Legal Professionalism: This course is designed to give students personal exposure to the way rule of law operates in the American system. Students gain access to the crucial rule-of-law institutions of the civil and criminal legal system. Thereafter, facilitated discussion supports an understanding of the dynamics of the relationship between federal and state legal bodies, the role of the independent judiciary, and the comparative merits of the Chinese and American legal systems. In recent years students have observed case settlement in Federal Court, learned about the Federal Rules of Civil Procedure from a federal judge, observed a federal sentencing, watched misdemeanor cases in state court, witnessed civil arbitrations at the Arbitration Center, visited juvenile court, toured a Philadelphia prison, toured the Philadelphia Police Crime Lab, and sat in for appellate case arguments before Pennsylvania’s Superior Court. Students will have a chance to meet the judges, lawyers, and other rule-of-law officials and discuss with them the practical implications of what they have learned in the lectures.

Legal Reasoning: This course is an examination of the theory and operation of the main institutions of the American legal system. Techniques of case and statutory analysis are featured, along with the impact of social, economic, historical, and jurisprudential factors on the development of the law. The operation of the courts, legislatures, and administrative agencies are reviewed. The history of an actual lawsuit is followed from the initial visit by the client to the lawyer's office to the final decision by the state supreme court. The rule of law enforced by the courts through the review of administrative action is covered in detail.

Legal Research: This class focuses on identifying the sources of law in the common law system of the United States. The research exercises will expose students to both those law sources and the many compilations of the law with the goal of teaching students how to locate substantive and procedural rules in any common law jurisdiction.

Legal Research and Writing: This course teaches the basics of writing like a lawyer. Students learn basic legal research skills and the fundamentals of legal writing. Students will be taught how to do computerized legal research using the Westlaw database.

Property Law: This course introduces students to the basic concepts of private property rights and legal remedies that have evolved in the common law system to protect those rights. Present interests, future interests, concurrent interests, and security interests are discussed. Landlord and tenant laws, transfer of property interests, as well as the law of public domain and use of private property are included.

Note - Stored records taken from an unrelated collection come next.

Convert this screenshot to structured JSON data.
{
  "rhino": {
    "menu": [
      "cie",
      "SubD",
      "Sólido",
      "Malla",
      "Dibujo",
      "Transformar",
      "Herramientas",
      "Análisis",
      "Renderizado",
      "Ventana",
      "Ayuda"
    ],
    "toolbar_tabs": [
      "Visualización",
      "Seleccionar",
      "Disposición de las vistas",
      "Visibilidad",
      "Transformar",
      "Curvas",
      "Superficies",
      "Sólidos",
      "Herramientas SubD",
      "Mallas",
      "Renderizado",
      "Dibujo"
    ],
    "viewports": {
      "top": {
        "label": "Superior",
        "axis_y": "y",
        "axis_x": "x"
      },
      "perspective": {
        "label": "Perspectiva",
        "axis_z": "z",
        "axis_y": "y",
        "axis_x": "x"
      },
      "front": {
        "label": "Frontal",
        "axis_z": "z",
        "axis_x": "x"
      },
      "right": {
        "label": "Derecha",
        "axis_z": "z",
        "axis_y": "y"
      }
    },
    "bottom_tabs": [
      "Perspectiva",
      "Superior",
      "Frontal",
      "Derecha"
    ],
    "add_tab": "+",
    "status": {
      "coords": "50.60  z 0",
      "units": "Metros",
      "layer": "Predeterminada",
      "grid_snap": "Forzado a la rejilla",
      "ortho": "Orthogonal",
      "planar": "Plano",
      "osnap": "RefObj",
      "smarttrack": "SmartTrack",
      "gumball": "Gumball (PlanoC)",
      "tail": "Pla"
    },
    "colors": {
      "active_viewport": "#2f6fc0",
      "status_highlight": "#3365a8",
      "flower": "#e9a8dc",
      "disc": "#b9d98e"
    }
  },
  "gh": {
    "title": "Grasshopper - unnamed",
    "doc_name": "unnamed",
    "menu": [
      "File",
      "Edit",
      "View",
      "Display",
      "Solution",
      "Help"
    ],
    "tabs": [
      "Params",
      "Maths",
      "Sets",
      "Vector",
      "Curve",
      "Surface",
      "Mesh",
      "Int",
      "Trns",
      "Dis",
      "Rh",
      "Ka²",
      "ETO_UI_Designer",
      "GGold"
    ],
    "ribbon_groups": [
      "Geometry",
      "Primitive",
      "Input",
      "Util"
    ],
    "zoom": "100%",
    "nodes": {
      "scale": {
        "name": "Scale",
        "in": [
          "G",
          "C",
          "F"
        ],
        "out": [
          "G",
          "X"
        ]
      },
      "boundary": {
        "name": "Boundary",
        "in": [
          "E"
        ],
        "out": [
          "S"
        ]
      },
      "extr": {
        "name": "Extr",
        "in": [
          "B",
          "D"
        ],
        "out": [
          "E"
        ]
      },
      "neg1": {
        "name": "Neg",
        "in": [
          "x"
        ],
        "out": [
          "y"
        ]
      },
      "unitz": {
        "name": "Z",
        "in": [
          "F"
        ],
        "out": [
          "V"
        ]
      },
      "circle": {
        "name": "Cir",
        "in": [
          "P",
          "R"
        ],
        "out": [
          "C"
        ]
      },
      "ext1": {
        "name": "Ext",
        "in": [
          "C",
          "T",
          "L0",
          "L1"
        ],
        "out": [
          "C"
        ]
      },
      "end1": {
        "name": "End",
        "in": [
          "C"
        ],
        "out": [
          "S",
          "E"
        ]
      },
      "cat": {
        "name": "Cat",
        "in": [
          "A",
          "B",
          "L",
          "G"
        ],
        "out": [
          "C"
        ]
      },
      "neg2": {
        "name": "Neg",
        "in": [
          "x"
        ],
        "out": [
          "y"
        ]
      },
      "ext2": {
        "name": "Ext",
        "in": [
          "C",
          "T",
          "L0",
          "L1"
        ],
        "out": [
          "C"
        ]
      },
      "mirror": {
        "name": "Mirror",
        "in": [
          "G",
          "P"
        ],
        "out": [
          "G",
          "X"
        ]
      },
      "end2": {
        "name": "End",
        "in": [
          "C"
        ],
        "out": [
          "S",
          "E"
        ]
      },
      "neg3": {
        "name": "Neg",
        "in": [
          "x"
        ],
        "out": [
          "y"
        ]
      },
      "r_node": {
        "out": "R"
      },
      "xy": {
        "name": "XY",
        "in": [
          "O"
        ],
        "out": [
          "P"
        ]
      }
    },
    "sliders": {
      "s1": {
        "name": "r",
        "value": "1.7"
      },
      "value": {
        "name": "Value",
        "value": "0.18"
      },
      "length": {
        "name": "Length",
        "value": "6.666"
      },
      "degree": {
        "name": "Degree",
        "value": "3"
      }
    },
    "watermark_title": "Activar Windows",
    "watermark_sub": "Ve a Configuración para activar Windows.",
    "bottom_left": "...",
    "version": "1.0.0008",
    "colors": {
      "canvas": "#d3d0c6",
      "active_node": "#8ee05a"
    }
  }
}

Torts: This course focuses on the basic concepts of civil liability between private parties, including intentional torts, negligence, and strict liability. It also acquaints students with the potential role of courts in providing individuals who are injured with a means of redress against other individuals, business entities, and government officials. Some specific issues, such as tortious interference with contracts and product liability, are addressed. In addition, the course considers the theoretical basis of civil liability, including providing justice, spreading risk and cost, and deterring socially harmful behavior.

Trial Advocacy: This course enables students to explore and experience the significance of various advocacy choices. By enabling students to analyze the effects of lawyer involvement, we give them first-hand appreciation of, and practice in, the ways in which lawyer advocacy can affect the outcome of criminal cases. Students are taught the basics of case analysis, witness examination, and opening and closing argument. We also infuse issues of professional responsibility so that the students can learn both the ways in which professional responsibility issues affect lawyer choices, and we enable them to learn the importance of establishing and maintaining a code of professional behavior.